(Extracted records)
+ + + +

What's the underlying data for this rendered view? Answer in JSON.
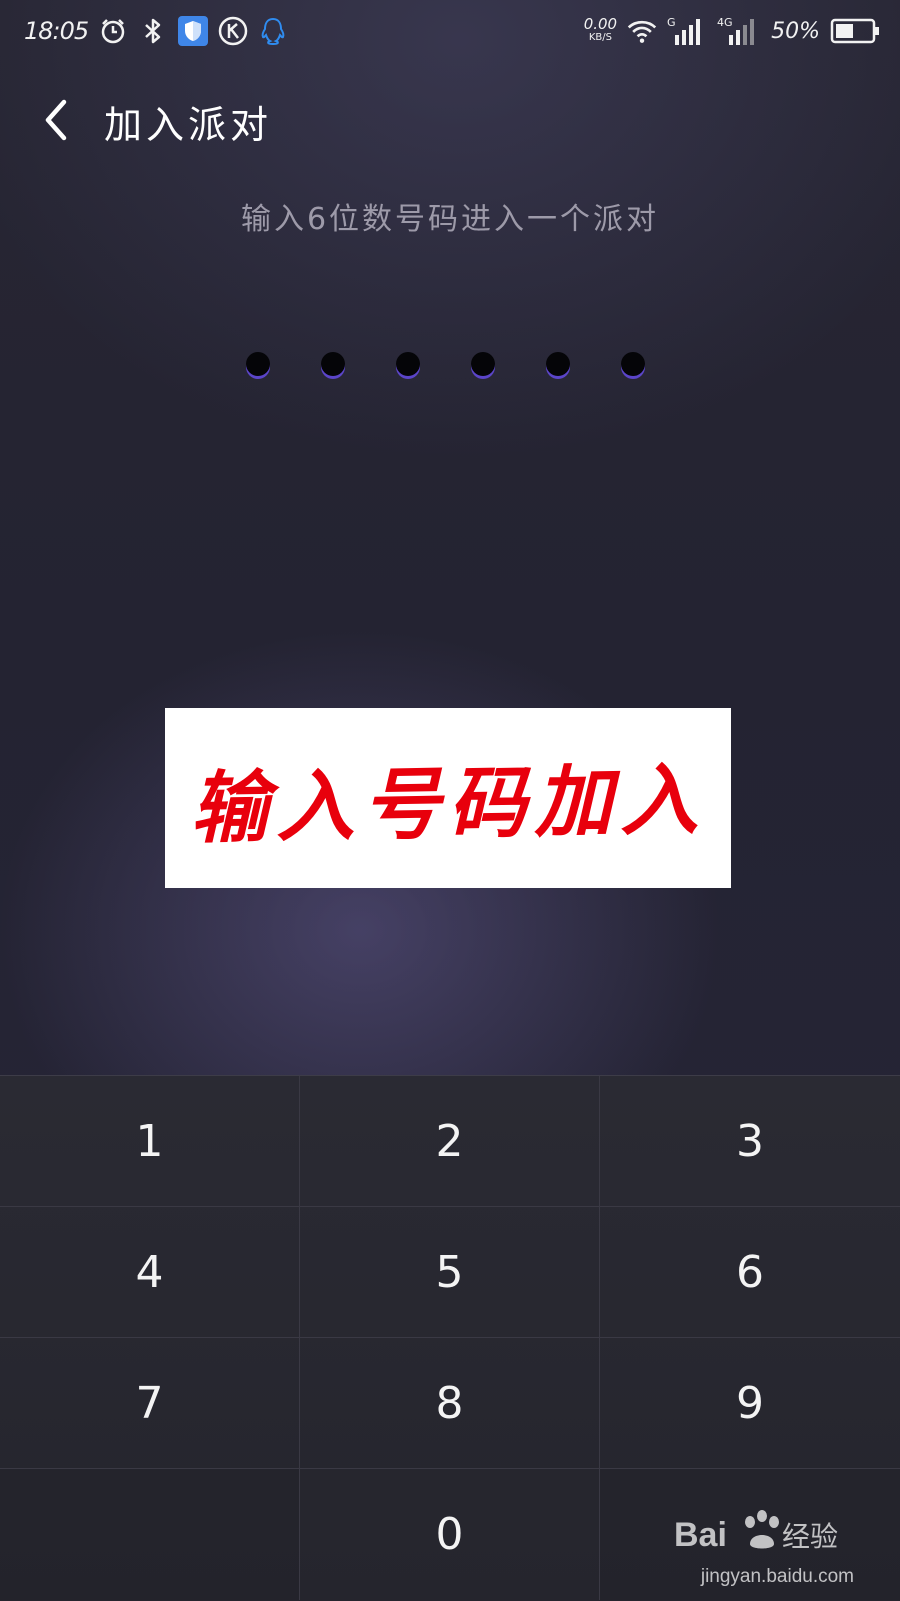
{
  "status_bar": {
    "time": "18:05",
    "net_speed_value": "0.00",
    "net_speed_unit": "KB/S",
    "signal_1_label": "G",
    "signal_2_label": "4G",
    "battery_percent": "50%",
    "battery_level": 0.5,
    "left_icons": [
      "alarm-icon",
      "bluetooth-icon",
      "shield-app-icon",
      "k-app-icon",
      "qq-icon"
    ],
    "right_icons": [
      "wifi-icon",
      "signal-icon",
      "signal-icon",
      "battery-icon"
    ]
  },
  "header": {
    "title": "加入派对",
    "back_icon": "chevron-left-icon"
  },
  "instruction": "输入6位数号码进入一个派对",
  "code": {
    "length": 6,
    "entered": 0,
    "dot_color": "#050508",
    "underline_color": "#5b45c9"
  },
  "banner": {
    "text": "输入号码加入",
    "text_color": "#e8000c"
  },
  "keypad": {
    "keys": [
      "1",
      "2",
      "3",
      "4",
      "5",
      "6",
      "7",
      "8",
      "9",
      "",
      "0",
      ""
    ]
  },
  "watermark": {
    "url": "jingyan.baidu.com",
    "logo_text": "Bai",
    "logo_text_2": "经验"
  }
}
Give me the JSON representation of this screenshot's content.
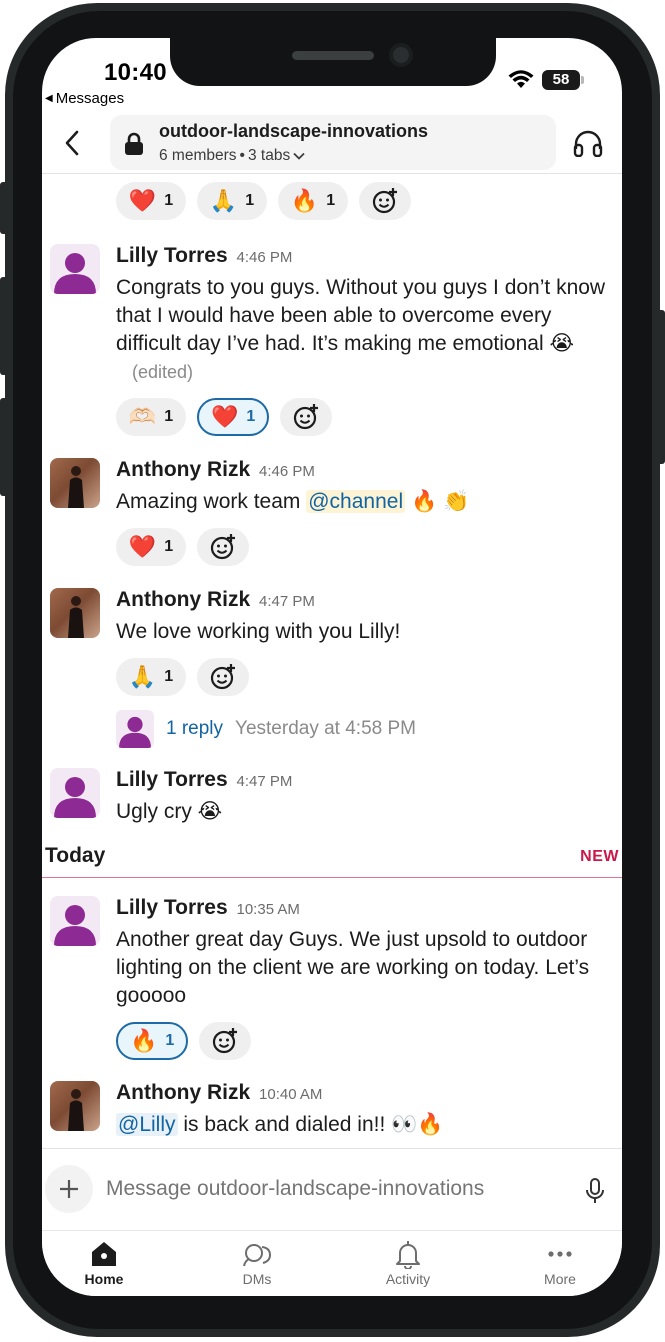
{
  "status": {
    "time": "10:40",
    "back_app": "Messages",
    "battery": "58"
  },
  "header": {
    "channel_name": "outdoor-landscape-innovations",
    "members": "6 members",
    "tabs": "3 tabs"
  },
  "top_reactions": [
    {
      "emoji": "❤️",
      "count": "1"
    },
    {
      "emoji": "🙏",
      "count": "1"
    },
    {
      "emoji": "🔥",
      "count": "1"
    }
  ],
  "messages": [
    {
      "sender": "Lilly Torres",
      "time": "4:46 PM",
      "text": "Congrats to you guys. Without you guys I don’t know that I would have been able to overcome every difficult day I’ve had. It’s making me emotional 😭",
      "edited": "(edited)",
      "reactions": [
        {
          "emoji": "🫶🏻",
          "count": "1"
        },
        {
          "emoji": "❤️",
          "count": "1"
        }
      ]
    },
    {
      "sender": "Anthony Rizk",
      "time": "4:46 PM",
      "text_before": "Amazing work team ",
      "mention": "@channel",
      "text_after": " 🔥 👏",
      "reactions": [
        {
          "emoji": "❤️",
          "count": "1"
        }
      ]
    },
    {
      "sender": "Anthony Rizk",
      "time": "4:47 PM",
      "text": "We love working with you Lilly!",
      "reactions": [
        {
          "emoji": "🙏",
          "count": "1"
        }
      ],
      "thread": {
        "reply": "1 reply",
        "time": "Yesterday at 4:58 PM"
      }
    },
    {
      "sender": "Lilly Torres",
      "time": "4:47 PM",
      "text": "Ugly cry 😭"
    },
    {
      "sender": "Lilly Torres",
      "time": "10:35 AM",
      "text": "Another great day Guys. We just upsold to outdoor lighting on the client we are working on today. Let’s gooooo",
      "reactions": [
        {
          "emoji": "🔥",
          "count": "1"
        }
      ]
    },
    {
      "sender": "Anthony Rizk",
      "time": "10:40 AM",
      "mention": "@Lilly",
      "text_after": " is back and dialed in!! 👀🔥"
    }
  ],
  "divider": {
    "label": "Today",
    "new": "NEW"
  },
  "composer": {
    "placeholder": "Message outdoor-landscape-innovations"
  },
  "tabbar": {
    "home": "Home",
    "dms": "DMs",
    "activity": "Activity",
    "more": "More"
  }
}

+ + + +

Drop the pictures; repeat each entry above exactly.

# RESPONSE BOX
What's the underlying data for this rendered view? Answer in JSON.
{
  "status_bar": {
    "time": "18:05",
    "net_speed_value": "0.00",
    "net_speed_unit": "KB/S",
    "signal_1_label": "G",
    "signal_2_label": "4G",
    "battery_percent": "50%",
    "battery_level": 0.5,
    "left_icons": [
      "alarm-icon",
      "bluetooth-icon",
      "shield-app-icon",
      "k-app-icon",
      "qq-icon"
    ],
    "right_icons": [
      "wifi-icon",
      "signal-icon",
      "signal-icon",
      "battery-icon"
    ]
  },
  "header": {
    "title": "加入派对",
    "back_icon": "chevron-left-icon"
  },
  "instruction": "输入6位数号码进入一个派对",
  "code": {
    "length": 6,
    "entered": 0,
    "dot_color": "#050508",
    "underline_color": "#5b45c9"
  },
  "banner": {
    "text": "输入号码加入",
    "text_color": "#e8000c"
  },
  "keypad": {
    "keys": [
      "1",
      "2",
      "3",
      "4",
      "5",
      "6",
      "7",
      "8",
      "9",
      "",
      "0",
      ""
    ]
  },
  "watermark": {
    "url": "jingyan.baidu.com",
    "logo_text": "Bai",
    "logo_text_2": "经验"
  }
}
Give me the JSON representation of this screenshot's content.
{
  "status": {
    "time": "10:40",
    "back_app": "Messages",
    "battery": "58"
  },
  "header": {
    "channel_name": "outdoor-landscape-innovations",
    "members": "6 members",
    "tabs": "3 tabs"
  },
  "top_reactions": [
    {
      "emoji": "❤️",
      "count": "1"
    },
    {
      "emoji": "🙏",
      "count": "1"
    },
    {
      "emoji": "🔥",
      "count": "1"
    }
  ],
  "messages": [
    {
      "sender": "Lilly Torres",
      "time": "4:46 PM",
      "text": "Congrats to you guys. Without you guys I don’t know that I would have been able to overcome every difficult day I’ve had. It’s making me emotional 😭",
      "edited": "(edited)",
      "reactions": [
        {
          "emoji": "🫶🏻",
          "count": "1"
        },
        {
          "emoji": "❤️",
          "count": "1"
        }
      ]
    },
    {
      "sender": "Anthony Rizk",
      "time": "4:46 PM",
      "text_before": "Amazing work team ",
      "mention": "@channel",
      "text_after": " 🔥 👏",
      "reactions": [
        {
          "emoji": "❤️",
          "count": "1"
        }
      ]
    },
    {
      "sender": "Anthony Rizk",
      "time": "4:47 PM",
      "text": "We love working with you Lilly!",
      "reactions": [
        {
          "emoji": "🙏",
          "count": "1"
        }
      ],
      "thread": {
        "reply": "1 reply",
        "time": "Yesterday at 4:58 PM"
      }
    },
    {
      "sender": "Lilly Torres",
      "time": "4:47 PM",
      "text": "Ugly cry 😭"
    },
    {
      "sender": "Lilly Torres",
      "time": "10:35 AM",
      "text": "Another great day Guys. We just upsold to outdoor lighting on the client we are working on today. Let’s gooooo",
      "reactions": [
        {
          "emoji": "🔥",
          "count": "1"
        }
      ]
    },
    {
      "sender": "Anthony Rizk",
      "time": "10:40 AM",
      "mention": "@Lilly",
      "text_after": " is back and dialed in!! 👀🔥"
    }
  ],
  "divider": {
    "label": "Today",
    "new": "NEW"
  },
  "composer": {
    "placeholder": "Message outdoor-landscape-innovations"
  },
  "tabbar": {
    "home": "Home",
    "dms": "DMs",
    "activity": "Activity",
    "more": "More"
  }
}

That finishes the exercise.